Sometimes, a movie has so much heart and soul that you're willing to overlook its flaws. Other times, those flaws are an intentional device to make you realize how messed up a certain kind of movie is. Tucker & Dale vs. Evil is a silly and heartfelt meta-horror commenting on the backwoods/hillbilly horror sub-genre.
All lifelong friends Tucker and Dale want to do is spend their first weekend alone in their brand new summer home. They stock up on beer at the local gas station and bump into a large and rowdy group of college coeds going for a camping trip in the woods. The college students immediately assume the two hillbillies are going to harm them and cast themselves as the victims in a horror movie of their own creation. When Tucker and Dale save one of the students from drowning in the lake, they accidentally set off a chain reaction of horror that neither one of them understands.
Writer/director Eli Craig and co-writer Morgan Jurgenson take a huge risk in the conceit of Tucker & Dale vs. Evil. They invest in the pop culture idiom surrounding backwoods slashers and use it as the language and currency of most of the characters. The college students are as ill-defined as any 1980s body count horror. The difference is intention. Craig and Jurgenson paint them so thin so that they can comment on the form and content of this sub-genre.
Why is it that people who live in rural areas have so long been fodder for horror? They're always painted the same way. They're ill-mannered slobs in flannel and denim trying to get their kicks by chasing, raping, and killing outsiders. Why is it so acceptable to create this hillbilly horror when so many other offensive tropes have been shoved off the screen? Are they the last acceptable "other" for a horror audience?
One movie alone cannot answer those questions. What Tucker & Dale vs Evil excels at it is flipping the tropes in every scene. A chainsaw-wielding maniac is actually a man escaping an accidental encounter with a wasp nest. A big hulking mountain man stammering at an attractive young woman is just a shy young man trying to introduce himself.
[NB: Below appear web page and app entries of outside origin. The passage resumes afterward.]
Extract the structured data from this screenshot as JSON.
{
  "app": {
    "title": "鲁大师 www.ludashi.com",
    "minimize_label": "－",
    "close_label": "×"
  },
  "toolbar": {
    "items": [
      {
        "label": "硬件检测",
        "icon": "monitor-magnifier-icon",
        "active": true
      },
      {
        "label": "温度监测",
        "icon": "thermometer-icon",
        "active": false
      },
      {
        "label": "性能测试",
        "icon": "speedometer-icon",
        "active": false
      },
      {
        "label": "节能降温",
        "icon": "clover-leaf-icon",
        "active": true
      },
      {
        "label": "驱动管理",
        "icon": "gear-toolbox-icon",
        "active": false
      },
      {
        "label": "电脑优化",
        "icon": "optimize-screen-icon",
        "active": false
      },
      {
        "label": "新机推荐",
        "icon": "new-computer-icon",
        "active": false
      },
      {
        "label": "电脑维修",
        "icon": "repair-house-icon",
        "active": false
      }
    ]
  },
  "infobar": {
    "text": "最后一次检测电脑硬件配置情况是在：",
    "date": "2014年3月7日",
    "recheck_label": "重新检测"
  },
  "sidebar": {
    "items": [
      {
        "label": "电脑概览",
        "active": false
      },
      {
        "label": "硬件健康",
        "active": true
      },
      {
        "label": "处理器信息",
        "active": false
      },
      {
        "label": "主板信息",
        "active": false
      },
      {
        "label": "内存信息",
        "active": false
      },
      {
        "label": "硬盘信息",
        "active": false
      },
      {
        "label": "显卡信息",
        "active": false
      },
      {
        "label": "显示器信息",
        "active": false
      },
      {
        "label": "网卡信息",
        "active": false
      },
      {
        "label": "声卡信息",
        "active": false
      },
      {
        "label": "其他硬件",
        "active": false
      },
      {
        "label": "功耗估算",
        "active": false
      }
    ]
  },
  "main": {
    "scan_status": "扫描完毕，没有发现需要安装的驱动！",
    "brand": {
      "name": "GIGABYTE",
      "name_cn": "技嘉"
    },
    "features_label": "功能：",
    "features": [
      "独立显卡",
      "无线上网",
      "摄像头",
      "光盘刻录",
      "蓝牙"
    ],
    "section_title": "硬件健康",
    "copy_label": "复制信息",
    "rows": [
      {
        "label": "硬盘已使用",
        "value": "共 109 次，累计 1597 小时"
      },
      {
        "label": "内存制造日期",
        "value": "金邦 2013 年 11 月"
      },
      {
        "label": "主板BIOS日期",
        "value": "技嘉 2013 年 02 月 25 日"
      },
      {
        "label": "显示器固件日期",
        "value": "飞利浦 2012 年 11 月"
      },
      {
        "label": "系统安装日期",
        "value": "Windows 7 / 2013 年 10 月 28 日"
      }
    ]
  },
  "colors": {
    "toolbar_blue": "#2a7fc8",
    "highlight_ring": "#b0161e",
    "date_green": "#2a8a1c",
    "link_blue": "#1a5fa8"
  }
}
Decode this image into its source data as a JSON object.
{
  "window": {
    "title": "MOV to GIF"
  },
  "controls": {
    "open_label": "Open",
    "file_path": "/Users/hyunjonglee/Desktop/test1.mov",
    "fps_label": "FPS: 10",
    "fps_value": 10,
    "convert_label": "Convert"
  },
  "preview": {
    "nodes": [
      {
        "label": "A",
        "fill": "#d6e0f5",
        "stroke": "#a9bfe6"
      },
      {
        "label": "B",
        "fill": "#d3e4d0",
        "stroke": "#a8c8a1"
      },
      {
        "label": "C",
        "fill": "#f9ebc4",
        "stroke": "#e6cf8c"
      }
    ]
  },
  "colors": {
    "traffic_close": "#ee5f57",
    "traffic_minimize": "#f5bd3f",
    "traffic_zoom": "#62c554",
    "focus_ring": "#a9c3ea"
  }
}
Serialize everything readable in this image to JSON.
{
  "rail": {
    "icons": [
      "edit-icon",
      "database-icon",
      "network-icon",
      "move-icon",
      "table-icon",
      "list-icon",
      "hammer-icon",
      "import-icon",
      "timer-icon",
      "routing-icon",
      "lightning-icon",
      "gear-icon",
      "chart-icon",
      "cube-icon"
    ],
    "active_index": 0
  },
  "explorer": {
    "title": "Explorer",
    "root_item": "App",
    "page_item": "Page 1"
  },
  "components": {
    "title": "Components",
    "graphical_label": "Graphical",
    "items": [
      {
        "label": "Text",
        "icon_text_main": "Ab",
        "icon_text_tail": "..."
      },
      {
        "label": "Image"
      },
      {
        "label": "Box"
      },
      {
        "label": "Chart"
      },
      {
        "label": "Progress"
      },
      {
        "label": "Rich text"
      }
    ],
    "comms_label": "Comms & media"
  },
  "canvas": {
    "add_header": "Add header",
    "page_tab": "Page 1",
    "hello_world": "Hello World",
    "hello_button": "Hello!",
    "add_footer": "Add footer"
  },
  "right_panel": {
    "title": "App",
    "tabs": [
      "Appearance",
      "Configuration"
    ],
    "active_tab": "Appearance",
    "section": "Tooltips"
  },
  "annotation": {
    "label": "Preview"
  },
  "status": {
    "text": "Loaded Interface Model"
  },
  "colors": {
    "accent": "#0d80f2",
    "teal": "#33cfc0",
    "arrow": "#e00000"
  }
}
The creepy cabin at the top of the mountain isn't a torture chamber; it's a DIY project that hasn't even started yet. By constantly betraying expectations (and mocking the college students for their pop culture-driven asssumptions), Tucker & Dale vs Evil transcends the self-referential horror trend and becomes an entertaining critique of a sub-genre.
The cast is entirely hit or miss, which also seems to be an intentional device. The only full-bodied characters belong to the heroes we are meant to sympathize with. Alan Tudyk is hilarious as Tucker, dispensing misguided advice about life and women to his younger friend Dale. Katrina Bowden gets some of the funniest moments as the rescued psych major trying to reconnect with her friends.
The true star of the film is Tyler Labine as Dale. He brings out such a strong sense of humanity in the shy giant that you'd sympathize with him even if he was a psycho murderer hunting down college students. His ability to perform such a Jekyll and Hyde double persona--threatening uncommunicative hulking manbeast versus intelligent and caring teddy bear--so naturally is what makes the film work so well.
Tucker & Dale vs Evil is not the scariest horror film ever made. It's not the funniest horror comedy, either. It's not even the most serious horror film despite its effective genre critique. What it provides is a funny and sincere look into the creation of tropes and how pop culture stereotypes can define the world for a new generation.
Thoughts? I wish I had seen this before Cabin in the Woods. I might have been able to better articulate my complaints in the context of a zippy horror comedy that never lingers on a moment and doesn't overstay its welcome. How bout you? Sound off below.